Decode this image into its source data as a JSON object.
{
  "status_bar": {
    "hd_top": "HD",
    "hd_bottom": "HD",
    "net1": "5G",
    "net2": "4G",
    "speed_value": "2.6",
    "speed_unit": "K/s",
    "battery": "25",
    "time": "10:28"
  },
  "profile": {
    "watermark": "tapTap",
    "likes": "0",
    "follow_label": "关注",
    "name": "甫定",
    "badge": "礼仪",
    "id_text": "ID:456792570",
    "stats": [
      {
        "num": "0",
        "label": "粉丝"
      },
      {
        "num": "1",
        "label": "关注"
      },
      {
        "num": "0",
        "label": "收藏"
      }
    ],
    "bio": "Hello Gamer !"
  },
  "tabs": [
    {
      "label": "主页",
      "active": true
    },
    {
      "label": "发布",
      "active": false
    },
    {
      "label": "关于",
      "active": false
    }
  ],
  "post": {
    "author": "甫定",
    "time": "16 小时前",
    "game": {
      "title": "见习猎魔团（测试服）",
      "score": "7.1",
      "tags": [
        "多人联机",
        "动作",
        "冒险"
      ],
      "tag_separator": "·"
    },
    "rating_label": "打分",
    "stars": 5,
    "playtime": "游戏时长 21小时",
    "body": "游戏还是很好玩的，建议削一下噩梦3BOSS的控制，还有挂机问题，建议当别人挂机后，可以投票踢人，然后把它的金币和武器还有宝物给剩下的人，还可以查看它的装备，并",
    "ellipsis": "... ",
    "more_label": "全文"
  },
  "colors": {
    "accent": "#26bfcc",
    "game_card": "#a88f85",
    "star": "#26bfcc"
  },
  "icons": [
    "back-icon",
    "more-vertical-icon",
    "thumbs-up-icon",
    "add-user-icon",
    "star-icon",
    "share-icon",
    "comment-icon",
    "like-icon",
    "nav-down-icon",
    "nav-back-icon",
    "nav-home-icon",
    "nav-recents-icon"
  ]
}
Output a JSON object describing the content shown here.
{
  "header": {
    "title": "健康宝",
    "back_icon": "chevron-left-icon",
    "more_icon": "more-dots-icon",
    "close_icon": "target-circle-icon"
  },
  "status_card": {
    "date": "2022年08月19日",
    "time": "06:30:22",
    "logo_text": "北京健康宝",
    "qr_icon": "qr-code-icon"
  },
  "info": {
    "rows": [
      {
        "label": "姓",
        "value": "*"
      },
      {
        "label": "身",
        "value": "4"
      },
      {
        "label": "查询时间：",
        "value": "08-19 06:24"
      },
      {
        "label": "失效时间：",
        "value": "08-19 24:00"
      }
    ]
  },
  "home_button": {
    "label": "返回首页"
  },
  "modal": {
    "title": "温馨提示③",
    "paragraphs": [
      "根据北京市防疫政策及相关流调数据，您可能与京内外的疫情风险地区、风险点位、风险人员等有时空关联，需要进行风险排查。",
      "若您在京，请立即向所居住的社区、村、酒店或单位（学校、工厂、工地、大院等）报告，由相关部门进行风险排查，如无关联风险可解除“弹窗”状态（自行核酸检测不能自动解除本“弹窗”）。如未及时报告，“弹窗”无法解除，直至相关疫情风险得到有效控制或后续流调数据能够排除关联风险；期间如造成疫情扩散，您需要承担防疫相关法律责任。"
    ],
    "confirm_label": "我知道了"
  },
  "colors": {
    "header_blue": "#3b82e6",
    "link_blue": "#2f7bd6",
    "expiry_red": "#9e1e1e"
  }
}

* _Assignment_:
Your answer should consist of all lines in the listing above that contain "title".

* _Response area_:
      "title": "见习猎魔团（测试服）",
    "title": "健康宝",
    "title": "温馨提示③",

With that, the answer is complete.